If you haven't watched the Bucket List, the movie gods demand that you do so immediately.
Like the many pieces of modern art that has been discussed in this contemptuous journal, this author would be damned if the philosophy encased within the thick lines of cinematography and dialog were not explored.
The premise seemed simple enough, two men about to die making a list of things (mostly reckless activities) before they "Kicked the Bucket". As one can easily surmise, this movie was just ripe with realizations and epiphanies packaged in either tear jerking moments or witty exchanges.
One could go on and just post a review but that's not the point now isn't it? Two quotes from other masterpieces of contemporary art kept popping up into my mind while watching this movie. "A Man's mortality is a compass that points his way in life." The quote, which is taken from Trias the Betrayer from the game Planescape: Torment, further illustrates that when we are faced with the inescapable truth of our own demise, we get direction. Why else are people rushing to gain riches or garner treasures whether they are physical or otherwise? While one can argue that this is not the consistent case with regards to the two main characters of the Bucket List, a closer look would tell you that they do indeed ascribe to this, the only difference being that after being faced with a clear time limit to their mortality, Morgan Freeman and Jack Nicholson's characters let go of the fear of losing their way, and in the case of Freeman, there is a scene that illustrates this clearer.
The second quote was actually an answer when a friend once asked what makes me happy: "Life... is strength. That is not to be contested; it seems logical enough. You live; you affect your world." The main antagonist for the second installation of the Baldur's Gate series is perhaps, contradictory to the nature of the plot. Then again, supporting characters and the main protagonists themselves illustrate just how living and the influence that comes with it is such a powerful force.

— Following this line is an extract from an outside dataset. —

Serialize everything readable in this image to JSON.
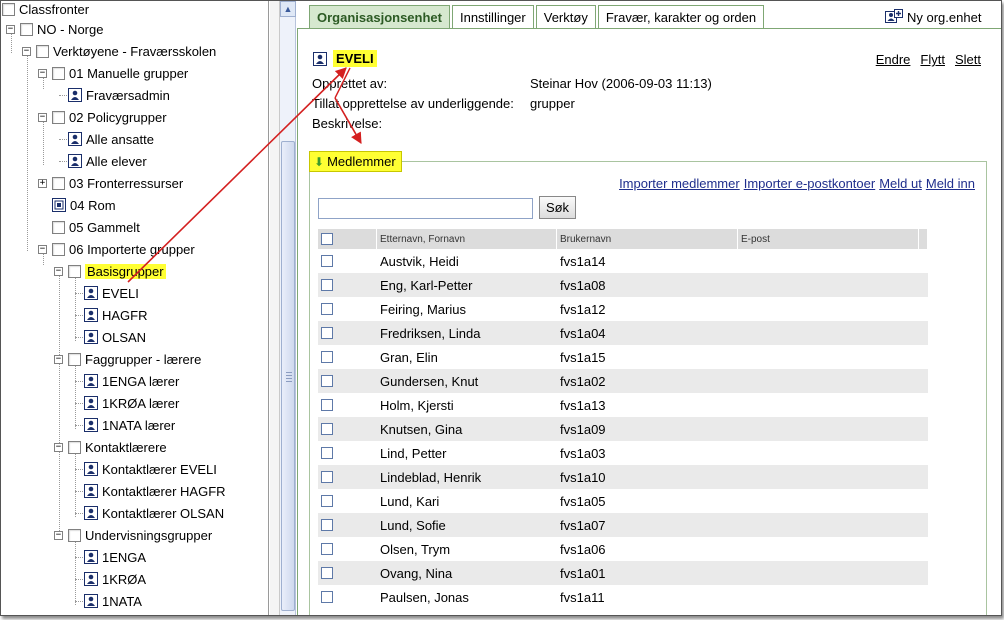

It was probably intentional that certain life inquiries like those of love, faith, logic and perception were thinly veiled in character dialog. Were we really watching a simple story, or a reflection of our thoughts with regards to living and dying? Such queries may not hit home immediately to some people, but for someone who has lost a loved one, these reflections become quite evident.